Political Perspectives is produced by the students and faculty of Carleton University's School of Journalism and Communication, Canada's oldest journalism school.


Some recent polls…

Posted by padams under Media Commentary, Political Strategy

Paul Adams

Sometimes when a journalist wants to make a point, he or she refers to “the polls” as if they were a single entity. Of course, there are often times when a number of polls — even with different survey dates, and different questions — show similar trends. Indeed, when this happens, the polls do reinforce one another, and give us greater confidence that the trend they express is real.

But that isn’t always the case. Every once in a while, a poll comes along that tells a very different story than others conducted in a similar time-period. This is what happened last week when a poll by Ipsos Reid showed the Conservatives with an 11-point lead over the Liberals. Other polls by Harris-Decima, Nanos, and EKOS Research (with which I am associated), in contrast, showed a close race, as they have through most of the summer.

I’ve seen this phenomenon of the off-trend poll from the inside as both a journalist and later as a pollster (now with EKOS Research), and it isn’t always easy to know what to do, when you have one sitting in your hands. A poll like that can be the herald of a new trend — exactly what pollsters and journalists are looking for in their polling — or it could be the notorious “twentieth out of twenty” polls: the one that falls outside the margin of error, usually described as plus or minus a certain figure nineteen times out of twenty. Of course, polls may also be wrong because of non-statistical error, which is all that the margin-of-error concept captures.

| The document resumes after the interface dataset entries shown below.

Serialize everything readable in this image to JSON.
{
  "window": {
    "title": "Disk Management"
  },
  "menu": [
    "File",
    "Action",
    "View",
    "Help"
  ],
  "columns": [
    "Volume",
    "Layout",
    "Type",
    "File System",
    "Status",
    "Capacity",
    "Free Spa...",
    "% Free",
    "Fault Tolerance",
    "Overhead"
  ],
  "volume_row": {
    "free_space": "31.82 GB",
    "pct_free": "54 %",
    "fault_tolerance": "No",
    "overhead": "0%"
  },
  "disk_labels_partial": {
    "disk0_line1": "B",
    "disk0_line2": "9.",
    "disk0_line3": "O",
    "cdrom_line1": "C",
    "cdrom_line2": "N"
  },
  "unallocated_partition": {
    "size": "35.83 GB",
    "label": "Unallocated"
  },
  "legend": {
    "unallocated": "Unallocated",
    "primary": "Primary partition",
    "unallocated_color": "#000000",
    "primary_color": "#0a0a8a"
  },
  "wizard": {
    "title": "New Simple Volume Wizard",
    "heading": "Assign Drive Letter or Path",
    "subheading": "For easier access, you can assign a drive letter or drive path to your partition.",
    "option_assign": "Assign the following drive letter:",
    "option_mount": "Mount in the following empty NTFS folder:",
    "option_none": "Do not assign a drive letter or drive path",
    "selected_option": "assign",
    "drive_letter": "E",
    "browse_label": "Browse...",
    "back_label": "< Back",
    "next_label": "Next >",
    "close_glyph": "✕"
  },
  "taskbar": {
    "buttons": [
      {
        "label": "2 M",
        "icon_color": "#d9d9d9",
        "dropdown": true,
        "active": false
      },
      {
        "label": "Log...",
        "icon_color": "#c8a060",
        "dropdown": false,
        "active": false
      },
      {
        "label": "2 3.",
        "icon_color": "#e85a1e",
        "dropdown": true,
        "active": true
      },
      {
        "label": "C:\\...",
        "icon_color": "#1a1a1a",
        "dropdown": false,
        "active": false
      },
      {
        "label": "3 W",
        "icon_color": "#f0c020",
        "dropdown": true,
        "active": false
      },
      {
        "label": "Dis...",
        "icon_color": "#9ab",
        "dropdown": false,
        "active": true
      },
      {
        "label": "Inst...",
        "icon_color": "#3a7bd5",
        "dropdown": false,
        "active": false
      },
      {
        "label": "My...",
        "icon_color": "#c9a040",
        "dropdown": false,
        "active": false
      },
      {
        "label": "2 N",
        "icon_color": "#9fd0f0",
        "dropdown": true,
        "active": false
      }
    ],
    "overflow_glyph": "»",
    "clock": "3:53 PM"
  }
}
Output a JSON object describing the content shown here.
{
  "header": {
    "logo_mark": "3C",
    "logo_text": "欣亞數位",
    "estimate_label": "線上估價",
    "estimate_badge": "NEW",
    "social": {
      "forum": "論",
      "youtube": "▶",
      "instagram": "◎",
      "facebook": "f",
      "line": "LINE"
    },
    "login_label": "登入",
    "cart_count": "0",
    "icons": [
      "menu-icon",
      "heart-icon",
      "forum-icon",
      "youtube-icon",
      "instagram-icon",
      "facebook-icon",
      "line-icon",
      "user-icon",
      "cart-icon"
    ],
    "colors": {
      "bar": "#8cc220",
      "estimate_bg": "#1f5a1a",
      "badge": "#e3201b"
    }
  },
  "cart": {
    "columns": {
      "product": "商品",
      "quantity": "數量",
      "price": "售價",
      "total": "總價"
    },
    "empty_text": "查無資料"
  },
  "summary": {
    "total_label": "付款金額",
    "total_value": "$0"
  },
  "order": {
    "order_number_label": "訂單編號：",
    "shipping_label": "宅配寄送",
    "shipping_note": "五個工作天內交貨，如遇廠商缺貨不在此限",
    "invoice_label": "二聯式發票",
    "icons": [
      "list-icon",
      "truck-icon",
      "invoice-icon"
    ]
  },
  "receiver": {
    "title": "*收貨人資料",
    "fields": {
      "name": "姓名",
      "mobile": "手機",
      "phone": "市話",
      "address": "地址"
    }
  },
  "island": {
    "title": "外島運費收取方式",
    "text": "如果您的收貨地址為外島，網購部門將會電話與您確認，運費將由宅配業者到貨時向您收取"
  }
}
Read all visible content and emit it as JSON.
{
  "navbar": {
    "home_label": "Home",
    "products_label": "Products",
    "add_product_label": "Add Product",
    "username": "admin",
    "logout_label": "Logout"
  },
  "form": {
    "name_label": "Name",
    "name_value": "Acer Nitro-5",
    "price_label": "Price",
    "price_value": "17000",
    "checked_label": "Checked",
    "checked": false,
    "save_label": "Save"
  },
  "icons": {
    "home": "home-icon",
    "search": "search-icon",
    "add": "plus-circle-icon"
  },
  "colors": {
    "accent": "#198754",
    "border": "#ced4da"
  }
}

In the 1993 election campaign, many observers were surprised that Kim Campbell’s Progressive Conservatives held up so well early in the campaign — retaining a lead over Jean Chrétien’s Liberals — despite what seemed like a terrible campaign. Then, a Toronto Star poll came along saying the Liberals had vaulted into the lead. That made intuitive sense, but no one was quite sure until a CBC poll that I was involved with came out a few days later confirming the trend. The Star had the better story because it was first with the news, but believe you me, we had more confidence in what our poll said because it confirmed what the Star’s had already reported.

In the 2006 election campaign, at EKOS, we had a surprisingly high number for the Liberals in a smallish (under a 1000) sample taken on a weekend. And weekends, for whatever reason, often produce off-trend results. It would have made a great story — if it were true. If not, it would all turn into a embarrassment within days. We decided to sit on the result to see what Monday’s numbers brought. We and the Star were criticized by some, and even accused of manipulation, but the next night’s results settled back on-trend, and we were glad we had made the decision we had.

At the same time, I am not sure I would argue for that same decision today if I were confronted with it again. People sometimes complain about all the polls being taken nowadays, but the fact that we get so much data nowadays helps us weed out what might be misleading results. In 2004 and 2006, only Nanos had a daily tracking number throughout the election campaign. In last year’s election, Nanos was joined by Harris Decima and EKOS. Because Nanos had increased its sample sizes from the early years, and because EKOS was using a new methodology called IVR which enables much larger sample sizes, the number of Canadians being sampled each night by major national pollsters had increased by many multiples.

The result is that an off-track results gets identified quite quickly. With so many polls in the field, and In the internet age, with information circulating so quickly, I am inclined to think that pollsters should put their polls out, and take their lumps (as they surely will within a very short time) when their poll sounds an off-key note.

In fact, just a matter of hours after the Ipsos Reid poll showed an 11-point lead for the Tories last week, Harris Decima showed the same close race everyone else had been seeing all summer, and a few days lateran EKOS poll said something similar.

There was no fault in putting the Ipsos poll out, I am now inclined to think. The mistake was in trumpeting it as strongly as some newspapers did, and Ipsos did in its own release.

Unfortunately, this poll, unsupported by any other has become something of a “factoid”; witness a line in this morning’s Ottawa Citizen which states that, “some recent polls show a summer swoon for Ignatieff’s Liberals”.

Not some, but one; and all the others tell a different story.

By the way, here’s a seat projection based on the latest EKOS poll, illustrating the close race that most pollsters are seeing at the moment: it suggests that the Tories would win 119 seats, the Liberals 111, the Bloc 49 and the NDP 29.

Paul Adams teaches journalism at Carleton